SUPPLIED INFORMATION:
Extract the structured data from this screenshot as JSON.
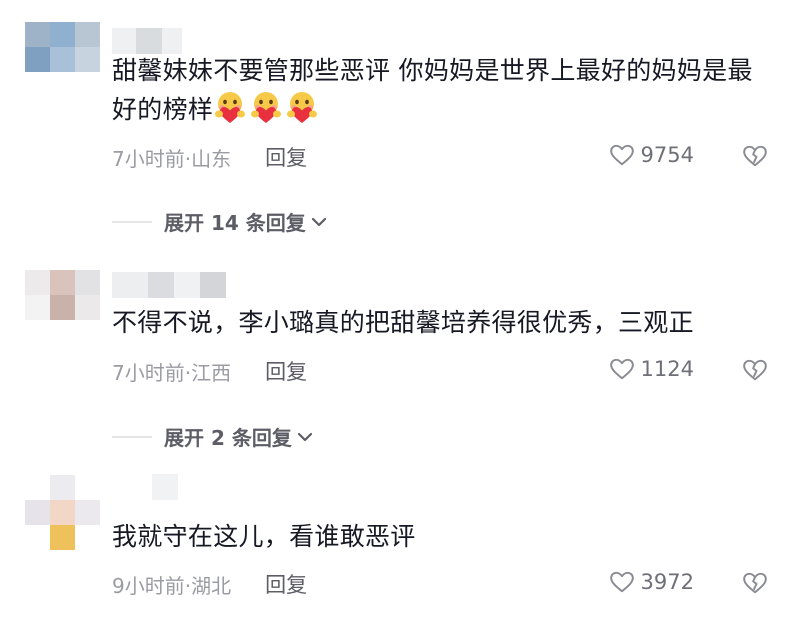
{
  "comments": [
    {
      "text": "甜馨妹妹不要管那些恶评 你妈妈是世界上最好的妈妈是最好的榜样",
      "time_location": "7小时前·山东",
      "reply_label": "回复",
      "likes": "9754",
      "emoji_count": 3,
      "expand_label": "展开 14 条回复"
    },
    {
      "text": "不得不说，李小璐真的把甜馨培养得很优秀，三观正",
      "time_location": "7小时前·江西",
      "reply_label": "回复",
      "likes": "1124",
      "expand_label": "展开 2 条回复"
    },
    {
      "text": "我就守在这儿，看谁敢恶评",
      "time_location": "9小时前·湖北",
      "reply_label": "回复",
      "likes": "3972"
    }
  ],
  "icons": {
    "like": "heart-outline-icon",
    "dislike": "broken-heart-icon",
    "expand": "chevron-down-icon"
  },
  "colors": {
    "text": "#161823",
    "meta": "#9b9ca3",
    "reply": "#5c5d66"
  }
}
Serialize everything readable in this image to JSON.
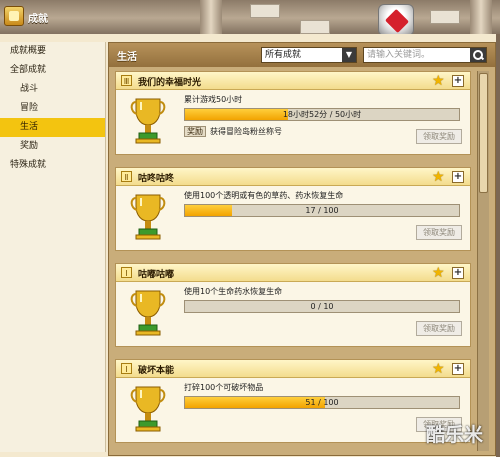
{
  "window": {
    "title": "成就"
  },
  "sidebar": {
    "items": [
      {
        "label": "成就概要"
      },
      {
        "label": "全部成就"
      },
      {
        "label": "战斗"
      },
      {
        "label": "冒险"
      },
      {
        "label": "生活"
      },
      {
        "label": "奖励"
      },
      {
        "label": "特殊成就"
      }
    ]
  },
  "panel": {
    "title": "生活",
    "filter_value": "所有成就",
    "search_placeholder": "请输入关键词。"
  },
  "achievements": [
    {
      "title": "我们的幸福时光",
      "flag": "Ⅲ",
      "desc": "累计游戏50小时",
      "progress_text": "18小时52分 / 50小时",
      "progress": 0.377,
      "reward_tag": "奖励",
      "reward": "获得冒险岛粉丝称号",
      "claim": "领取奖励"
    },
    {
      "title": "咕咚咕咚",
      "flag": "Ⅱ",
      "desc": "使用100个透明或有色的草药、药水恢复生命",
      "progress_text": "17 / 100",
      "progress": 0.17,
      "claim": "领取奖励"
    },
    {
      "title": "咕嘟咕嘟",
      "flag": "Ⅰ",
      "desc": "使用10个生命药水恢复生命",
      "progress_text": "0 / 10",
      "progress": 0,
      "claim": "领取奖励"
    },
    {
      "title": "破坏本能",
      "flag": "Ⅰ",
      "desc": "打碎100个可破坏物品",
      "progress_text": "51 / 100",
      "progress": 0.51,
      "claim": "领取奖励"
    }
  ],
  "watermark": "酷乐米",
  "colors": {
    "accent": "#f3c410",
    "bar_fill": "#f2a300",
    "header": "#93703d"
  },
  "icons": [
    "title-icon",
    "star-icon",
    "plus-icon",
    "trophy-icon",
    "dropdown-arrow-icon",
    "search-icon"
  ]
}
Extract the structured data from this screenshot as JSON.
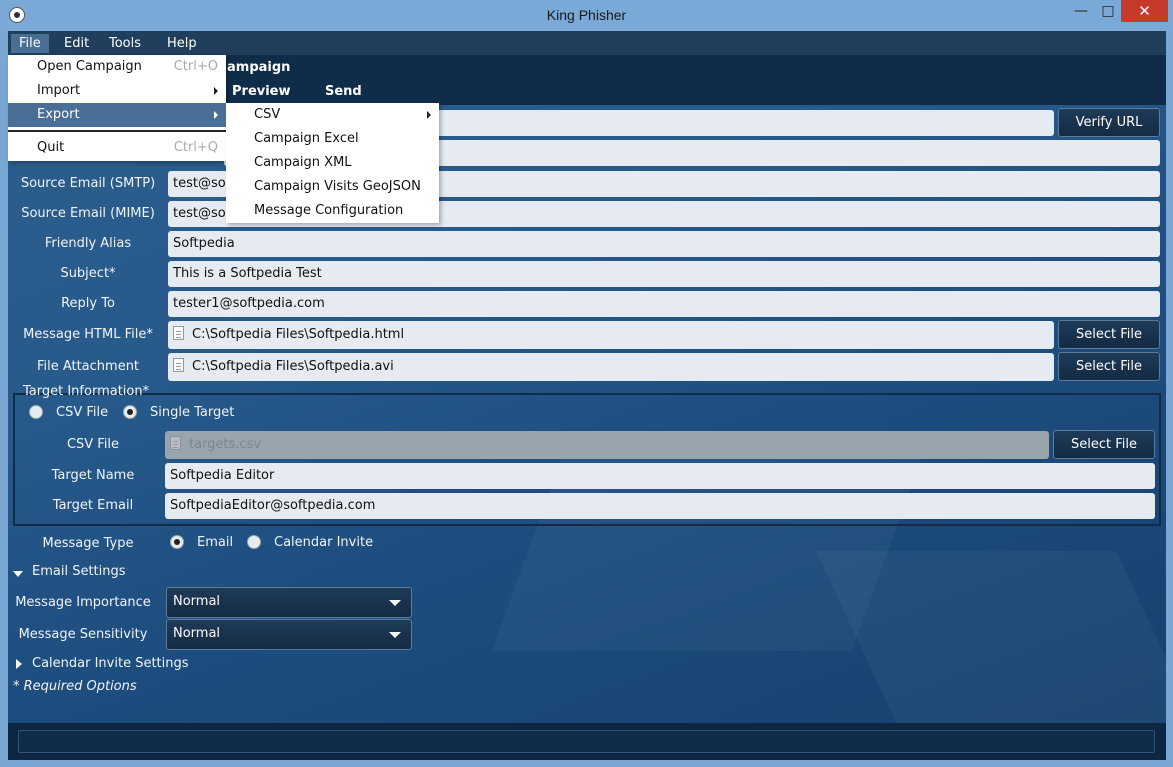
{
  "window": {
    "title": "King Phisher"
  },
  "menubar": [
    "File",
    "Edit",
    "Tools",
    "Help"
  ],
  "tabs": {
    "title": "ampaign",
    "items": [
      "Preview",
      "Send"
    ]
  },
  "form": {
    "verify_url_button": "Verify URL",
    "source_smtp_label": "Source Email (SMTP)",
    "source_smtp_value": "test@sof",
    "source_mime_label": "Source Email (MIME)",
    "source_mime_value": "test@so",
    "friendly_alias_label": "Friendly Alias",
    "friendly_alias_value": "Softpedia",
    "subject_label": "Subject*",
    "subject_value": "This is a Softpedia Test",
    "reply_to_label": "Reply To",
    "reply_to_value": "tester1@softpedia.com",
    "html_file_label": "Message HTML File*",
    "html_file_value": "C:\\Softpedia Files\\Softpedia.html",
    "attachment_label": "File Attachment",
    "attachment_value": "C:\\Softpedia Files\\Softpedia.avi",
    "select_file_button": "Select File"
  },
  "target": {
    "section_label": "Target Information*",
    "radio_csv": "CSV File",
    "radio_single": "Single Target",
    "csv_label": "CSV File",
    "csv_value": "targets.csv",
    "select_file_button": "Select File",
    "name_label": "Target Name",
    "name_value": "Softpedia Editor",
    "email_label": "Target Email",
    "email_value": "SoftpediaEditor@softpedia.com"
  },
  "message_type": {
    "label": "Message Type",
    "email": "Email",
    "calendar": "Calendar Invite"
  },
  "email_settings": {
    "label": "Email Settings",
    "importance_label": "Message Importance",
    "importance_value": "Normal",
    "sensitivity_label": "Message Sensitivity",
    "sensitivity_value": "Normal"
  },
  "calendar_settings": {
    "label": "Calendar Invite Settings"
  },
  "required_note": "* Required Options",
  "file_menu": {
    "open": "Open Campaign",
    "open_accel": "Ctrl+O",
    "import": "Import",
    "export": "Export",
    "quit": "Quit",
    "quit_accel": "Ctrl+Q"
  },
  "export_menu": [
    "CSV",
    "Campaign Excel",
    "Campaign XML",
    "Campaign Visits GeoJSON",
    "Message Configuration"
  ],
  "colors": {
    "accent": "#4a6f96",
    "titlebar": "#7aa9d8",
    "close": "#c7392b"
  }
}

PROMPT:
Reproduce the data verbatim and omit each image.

ANSWER TO THIS PROBLEM:
Extract the structured data from this screenshot as JSON.
{
  "comments": [
    {
      "text": "甜馨妹妹不要管那些恶评 你妈妈是世界上最好的妈妈是最好的榜样",
      "time_location": "7小时前·山东",
      "reply_label": "回复",
      "likes": "9754",
      "emoji_count": 3,
      "expand_label": "展开 14 条回复"
    },
    {
      "text": "不得不说，李小璐真的把甜馨培养得很优秀，三观正",
      "time_location": "7小时前·江西",
      "reply_label": "回复",
      "likes": "1124",
      "expand_label": "展开 2 条回复"
    },
    {
      "text": "我就守在这儿，看谁敢恶评",
      "time_location": "9小时前·湖北",
      "reply_label": "回复",
      "likes": "3972"
    }
  ],
  "icons": {
    "like": "heart-outline-icon",
    "dislike": "broken-heart-icon",
    "expand": "chevron-down-icon"
  },
  "colors": {
    "text": "#161823",
    "meta": "#9b9ca3",
    "reply": "#5c5d66"
  }
}
Serialize everything readable in this image to JSON.
{
  "window": {
    "title": "成就"
  },
  "sidebar": {
    "items": [
      {
        "label": "成就概要"
      },
      {
        "label": "全部成就"
      },
      {
        "label": "战斗"
      },
      {
        "label": "冒险"
      },
      {
        "label": "生活"
      },
      {
        "label": "奖励"
      },
      {
        "label": "特殊成就"
      }
    ]
  },
  "panel": {
    "title": "生活",
    "filter_value": "所有成就",
    "search_placeholder": "请输入关键词。"
  },
  "achievements": [
    {
      "title": "我们的幸福时光",
      "flag": "Ⅲ",
      "desc": "累计游戏50小时",
      "progress_text": "18小时52分 / 50小时",
      "progress": 0.377,
      "reward_tag": "奖励",
      "reward": "获得冒险岛粉丝称号",
      "claim": "领取奖励"
    },
    {
      "title": "咕咚咕咚",
      "flag": "Ⅱ",
      "desc": "使用100个透明或有色的草药、药水恢复生命",
      "progress_text": "17 / 100",
      "progress": 0.17,
      "claim": "领取奖励"
    },
    {
      "title": "咕嘟咕嘟",
      "flag": "Ⅰ",
      "desc": "使用10个生命药水恢复生命",
      "progress_text": "0 / 10",
      "progress": 0,
      "claim": "领取奖励"
    },
    {
      "title": "破坏本能",
      "flag": "Ⅰ",
      "desc": "打碎100个可破坏物品",
      "progress_text": "51 / 100",
      "progress": 0.51,
      "claim": "领取奖励"
    }
  ],
  "watermark": "酷乐米",
  "colors": {
    "accent": "#f3c410",
    "bar_fill": "#f2a300",
    "header": "#93703d"
  },
  "icons": [
    "title-icon",
    "star-icon",
    "plus-icon",
    "trophy-icon",
    "dropdown-arrow-icon",
    "search-icon"
  ]
}
Extract the structured data from this screenshot as JSON.
{
  "window": {
    "title": "King Phisher"
  },
  "menubar": [
    "File",
    "Edit",
    "Tools",
    "Help"
  ],
  "tabs": {
    "title": "ampaign",
    "items": [
      "Preview",
      "Send"
    ]
  },
  "form": {
    "verify_url_button": "Verify URL",
    "source_smtp_label": "Source Email (SMTP)",
    "source_smtp_value": "test@sof",
    "source_mime_label": "Source Email (MIME)",
    "source_mime_value": "test@so",
    "friendly_alias_label": "Friendly Alias",
    "friendly_alias_value": "Softpedia",
    "subject_label": "Subject*",
    "subject_value": "This is a Softpedia Test",
    "reply_to_label": "Reply To",
    "reply_to_value": "tester1@softpedia.com",
    "html_file_label": "Message HTML File*",
    "html_file_value": "C:\\Softpedia Files\\Softpedia.html",
    "attachment_label": "File Attachment",
    "attachment_value": "C:\\Softpedia Files\\Softpedia.avi",
    "select_file_button": "Select File"
  },
  "target": {
    "section_label": "Target Information*",
    "radio_csv": "CSV File",
    "radio_single": "Single Target",
    "csv_label": "CSV File",
    "csv_value": "targets.csv",
    "select_file_button": "Select File",
    "name_label": "Target Name",
    "name_value": "Softpedia Editor",
    "email_label": "Target Email",
    "email_value": "SoftpediaEditor@softpedia.com"
  },
  "message_type": {
    "label": "Message Type",
    "email": "Email",
    "calendar": "Calendar Invite"
  },
  "email_settings": {
    "label": "Email Settings",
    "importance_label": "Message Importance",
    "importance_value": "Normal",
    "sensitivity_label": "Message Sensitivity",
    "sensitivity_value": "Normal"
  },
  "calendar_settings": {
    "label": "Calendar Invite Settings"
  },
  "required_note": "* Required Options",
  "file_menu": {
    "open": "Open Campaign",
    "open_accel": "Ctrl+O",
    "import": "Import",
    "export": "Export",
    "quit": "Quit",
    "quit_accel": "Ctrl+Q"
  },
  "export_menu": [
    "CSV",
    "Campaign Excel",
    "Campaign XML",
    "Campaign Visits GeoJSON",
    "Message Configuration"
  ],
  "colors": {
    "accent": "#4a6f96",
    "titlebar": "#7aa9d8",
    "close": "#c7392b"
  }
}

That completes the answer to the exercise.